> Your instructions:
If a line in the material below has the word "کالا", copy it.

> Source records:
* * * * * * * * *

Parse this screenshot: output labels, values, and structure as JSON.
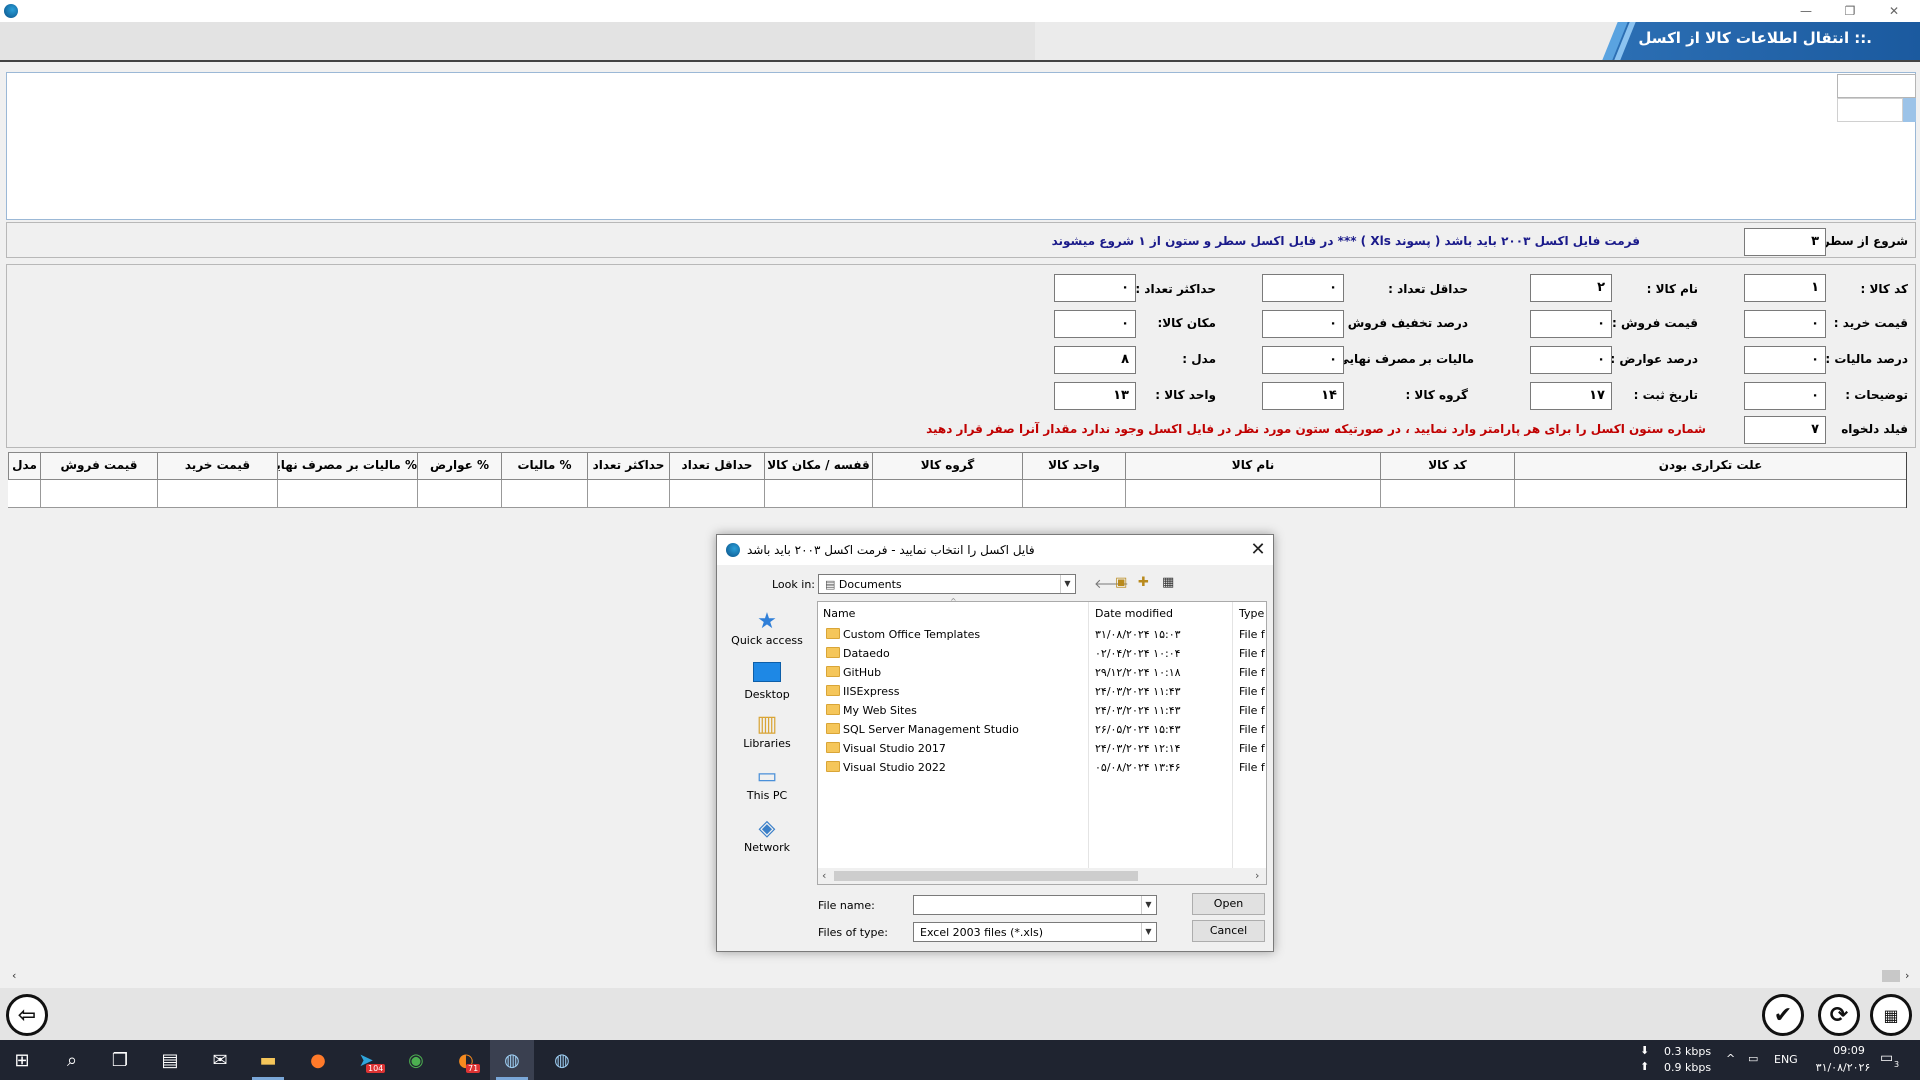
{
  "window": {
    "title": ".:: انتقال اطلاعات کالا از اکسل",
    "controls": {
      "minimize": "—",
      "restore": "❐",
      "close": "✕"
    }
  },
  "start_row": {
    "label": "شروع از سطر :",
    "value": "۳",
    "note": "فرمت فایل اکسل ۲۰۰۳ باید باشد ( پسوند Xls ) ***  در فایل اکسل سطر و ستون از ۱ شروع میشوند"
  },
  "fields": [
    {
      "key": "code",
      "label": "کد کالا :",
      "value": "۱"
    },
    {
      "key": "name",
      "label": "نام کالا :",
      "value": "۲"
    },
    {
      "key": "min_qty",
      "label": "حداقل تعداد :",
      "value": "۰"
    },
    {
      "key": "max_qty",
      "label": "حداکثر تعداد :",
      "value": "۰"
    },
    {
      "key": "buy_price",
      "label": "قیمت خرید :",
      "value": "۰"
    },
    {
      "key": "sell_price",
      "label": "قیمت فروش :",
      "value": "۰"
    },
    {
      "key": "sell_discount",
      "label": "درصد تخفیف فروش :",
      "value": "۰"
    },
    {
      "key": "location",
      "label": "مکان کالا:",
      "value": "۰"
    },
    {
      "key": "tax_percent",
      "label": "درصد مالیات :",
      "value": "۰"
    },
    {
      "key": "duty_percent",
      "label": "درصد عوارض :",
      "value": "۰"
    },
    {
      "key": "consumer_tax",
      "label": "مالیات بر مصرف نهایی :",
      "value": "۰"
    },
    {
      "key": "model",
      "label": "مدل :",
      "value": "۸"
    },
    {
      "key": "description",
      "label": "توضیحات :",
      "value": "۰"
    },
    {
      "key": "reg_date",
      "label": "تاریخ ثبت :",
      "value": "۱۷"
    },
    {
      "key": "group",
      "label": "گروه کالا :",
      "value": "۱۴"
    },
    {
      "key": "unit",
      "label": "واحد کالا :",
      "value": "۱۳"
    },
    {
      "key": "custom",
      "label": "فیلد دلخواه",
      "value": "۷"
    }
  ],
  "custom_note": "شماره ستون اکسل را برای هر پارامتر وارد نمایید ، در صورتیکه ستون  مورد نظر در فایل اکسل وجود ندارد مقدار آنرا صفر قرار دهید",
  "grid": {
    "columns": [
      "علت تکراری بودن",
      "کد کالا",
      "نام کالا",
      "واحد کالا",
      "گروه کالا",
      "قفسه / مکان کالا",
      "حداقل تعداد",
      "حداکثر تعداد",
      "% مالیات",
      "% عوارض",
      "% مالیات بر مصرف نهایی",
      "قیمت خرید",
      "قیمت فروش",
      "مدل"
    ]
  },
  "toolbar": {
    "back_icon": "arrow-left-icon",
    "confirm_icon": "checkmark-icon",
    "refresh_icon": "refresh-icon",
    "excel_icon": "excel-icon"
  },
  "dialog": {
    "title": "فایل اکسل را انتخاب نمایید - فرمت اکسل ۲۰۰۳ باید باشد",
    "look_in_label": "Look in:",
    "look_in_value": "Documents",
    "nav": [
      "Quick access",
      "Desktop",
      "Libraries",
      "This PC",
      "Network"
    ],
    "headers": {
      "name": "Name",
      "date": "Date modified",
      "type": "Type"
    },
    "files": [
      {
        "name": "Custom Office Templates",
        "date": "۳۱/۰۸/۲۰۲۴ ۱۵:۰۳",
        "type": "File fo"
      },
      {
        "name": "Dataedo",
        "date": "۰۲/۰۴/۲۰۲۴ ۱۰:۰۴",
        "type": "File fo"
      },
      {
        "name": "GitHub",
        "date": "۲۹/۱۲/۲۰۲۴ ۱۰:۱۸",
        "type": "File fo"
      },
      {
        "name": "IISExpress",
        "date": "۲۴/۰۳/۲۰۲۴ ۱۱:۴۳",
        "type": "File fo"
      },
      {
        "name": "My Web Sites",
        "date": "۲۴/۰۳/۲۰۲۴ ۱۱:۴۳",
        "type": "File fo"
      },
      {
        "name": "SQL Server Management Studio",
        "date": "۲۶/۰۵/۲۰۲۴ ۱۵:۴۳",
        "type": "File fo"
      },
      {
        "name": "Visual Studio 2017",
        "date": "۲۴/۰۳/۲۰۲۴ ۱۲:۱۴",
        "type": "File fo"
      },
      {
        "name": "Visual Studio 2022",
        "date": "۰۵/۰۸/۲۰۲۴ ۱۳:۴۶",
        "type": "File fo"
      }
    ],
    "file_name_label": "File name:",
    "file_name_value": "",
    "file_type_label": "Files of type:",
    "file_type_value": "Excel 2003 files (*.xls)",
    "open_label": "Open",
    "cancel_label": "Cancel"
  },
  "taskbar": {
    "net_down": "0.3 kbps",
    "net_up": "0.9 kbps",
    "lang": "ENG",
    "time": "09:09",
    "date": "۳۱/۰۸/۲۰۲۶",
    "telegram_badge": "104",
    "app_badge": "71",
    "notif_count": "3"
  }
}
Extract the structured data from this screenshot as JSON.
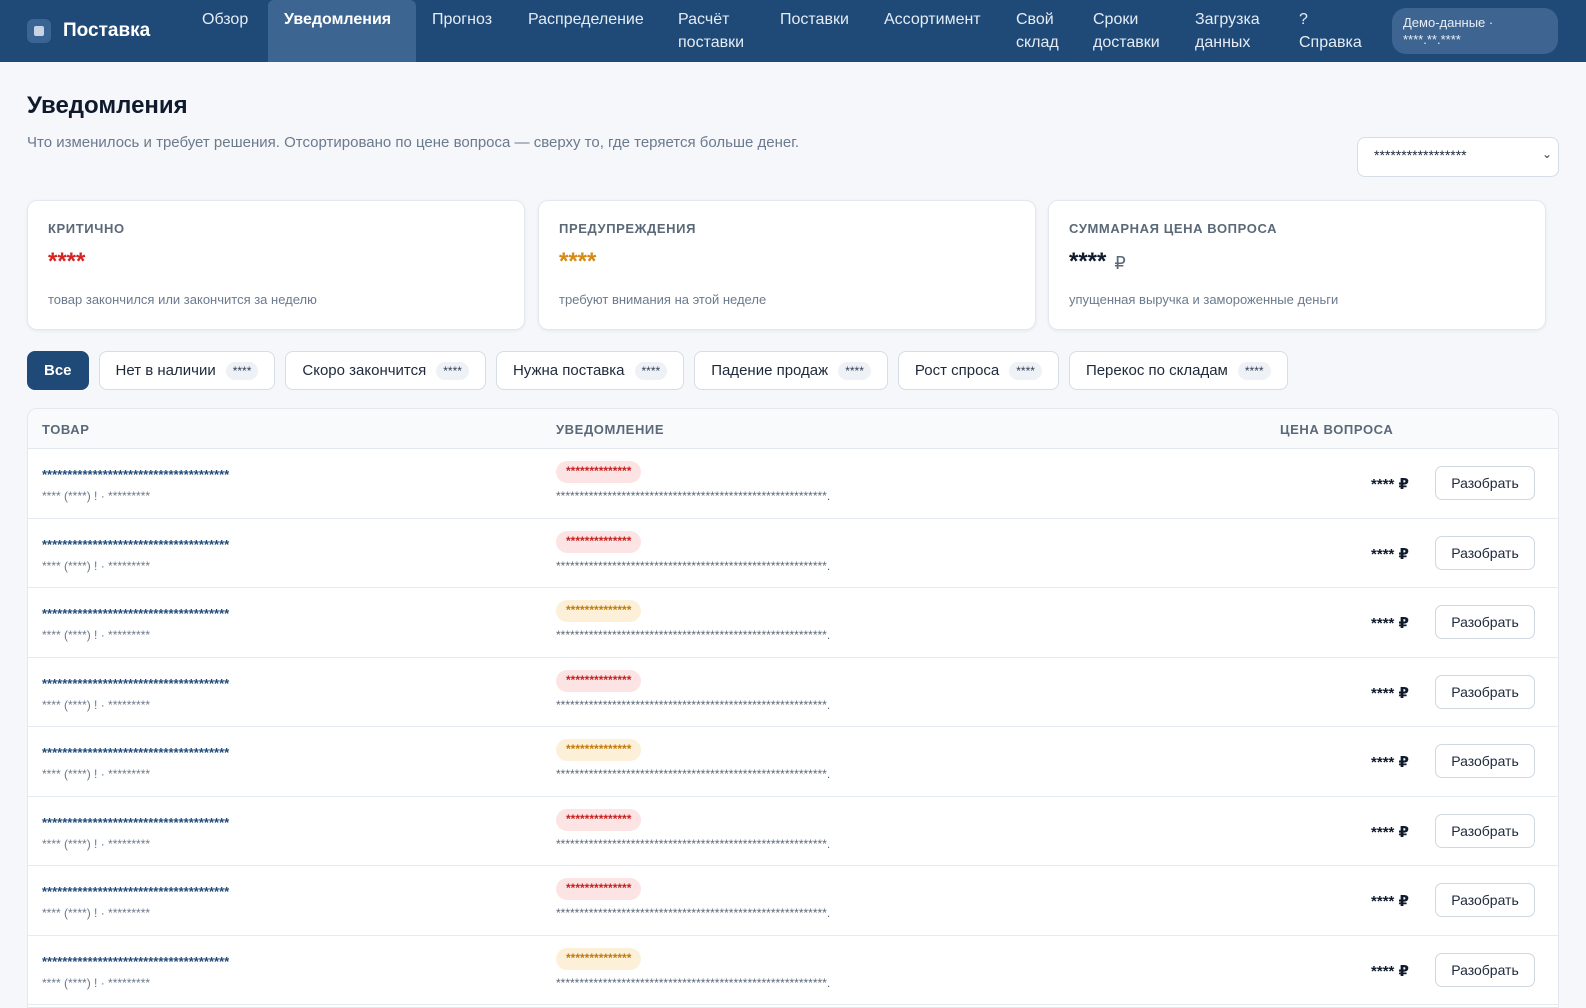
{
  "app": {
    "name": "Поставка"
  },
  "nav": {
    "items": [
      {
        "label": "Обзор",
        "active": false
      },
      {
        "label": "Уведомления",
        "active": true
      },
      {
        "label": "Прогноз",
        "active": false
      },
      {
        "label": "Распределение",
        "active": false
      },
      {
        "label": "Расчёт поставки",
        "active": false
      },
      {
        "label": "Поставки",
        "active": false
      },
      {
        "label": "Ассортимент",
        "active": false
      },
      {
        "label": "Свой склад",
        "active": false
      },
      {
        "label": "Сроки доставки",
        "active": false
      },
      {
        "label": "Загрузка данных",
        "active": false
      },
      {
        "label": "? Справка",
        "active": false
      }
    ],
    "demo_chip": {
      "line1": "Демо-данные ·",
      "line2": "****.**.****"
    }
  },
  "page": {
    "title": "Уведомления",
    "subtitle": "Что изменилось и требует решения. Отсортировано по цене вопроса — сверху то, где теряется больше денег.",
    "select_value": "*****************"
  },
  "cards": [
    {
      "label": "КРИТИЧНО",
      "value": "****",
      "currency": "",
      "hint": "товар закончился или закончится за неделю",
      "tone": "red"
    },
    {
      "label": "ПРЕДУПРЕЖДЕНИЯ",
      "value": "****",
      "currency": "",
      "hint": "требуют внимания на этой неделе",
      "tone": "amber"
    },
    {
      "label": "СУММАРНАЯ ЦЕНА ВОПРОСА",
      "value": "****",
      "currency": "₽",
      "hint": "упущенная выручка и замороженные деньги",
      "tone": "dark"
    }
  ],
  "filters": [
    {
      "label": "Все",
      "count": "",
      "active": true
    },
    {
      "label": "Нет в наличии",
      "count": "****",
      "active": false
    },
    {
      "label": "Скоро закончится",
      "count": "****",
      "active": false
    },
    {
      "label": "Нужна поставка",
      "count": "****",
      "active": false
    },
    {
      "label": "Падение продаж",
      "count": "****",
      "active": false
    },
    {
      "label": "Рост спроса",
      "count": "****",
      "active": false
    },
    {
      "label": "Перекос по складам",
      "count": "****",
      "active": false
    }
  ],
  "table": {
    "headers": {
      "product": "ТОВАР",
      "notification": "УВЕДОМЛЕНИЕ",
      "price": "ЦЕНА ВОПРОСА"
    },
    "action_label": "Разобрать",
    "rows": [
      {
        "name": "*************************************",
        "meta": "**** (****) ! · *********",
        "severity": "critical",
        "badge": "**************",
        "text": "**********************************************************.",
        "price": "**** ₽"
      },
      {
        "name": "*************************************",
        "meta": "**** (****) ! · *********",
        "severity": "critical",
        "badge": "**************",
        "text": "**********************************************************.",
        "price": "**** ₽"
      },
      {
        "name": "*************************************",
        "meta": "**** (****) ! · *********",
        "severity": "warning",
        "badge": "**************",
        "text": "**********************************************************.",
        "price": "**** ₽"
      },
      {
        "name": "*************************************",
        "meta": "**** (****) ! · *********",
        "severity": "critical",
        "badge": "**************",
        "text": "**********************************************************.",
        "price": "**** ₽"
      },
      {
        "name": "*************************************",
        "meta": "**** (****) ! · *********",
        "severity": "warning",
        "badge": "**************",
        "text": "**********************************************************.",
        "price": "**** ₽"
      },
      {
        "name": "*************************************",
        "meta": "**** (****) ! · *********",
        "severity": "critical",
        "badge": "**************",
        "text": "**********************************************************.",
        "price": "**** ₽"
      },
      {
        "name": "*************************************",
        "meta": "**** (****) ! · *********",
        "severity": "critical",
        "badge": "**************",
        "text": "**********************************************************.",
        "price": "**** ₽"
      },
      {
        "name": "*************************************",
        "meta": "**** (****) ! · *********",
        "severity": "warning",
        "badge": "**************",
        "text": "**********************************************************.",
        "price": "**** ₽"
      }
    ]
  },
  "icons": {
    "logo": "app-logo-icon",
    "select_chevron": "chevron-down-icon"
  },
  "colors": {
    "nav_bg": "#1f4a78",
    "critical": "#d42424",
    "warning": "#d48a14",
    "link": "#1f4a78"
  }
}
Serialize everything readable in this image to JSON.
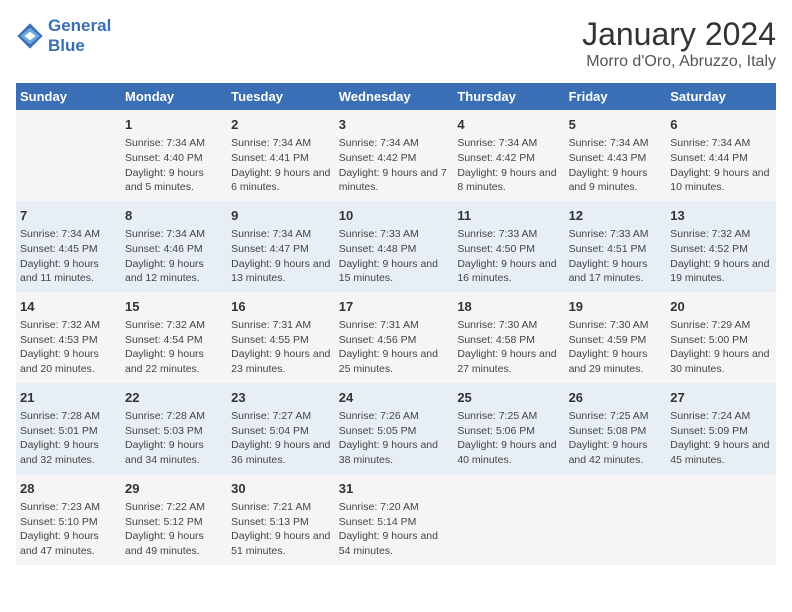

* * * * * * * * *

> Output for this task:
    "title": ".:: انتقال اطلاعات کالا از اکسل",
      "label": "کد کالا :",
      "label": "نام کالا :",
      "label": "مکان کالا:",
      "label": "گروه کالا :",
      "label": "واحد کالا :",
      "کد کالا",
      "نام کالا",
      "واحد کالا",
      "گروه کالا",
      "قفسه / مکان کالا",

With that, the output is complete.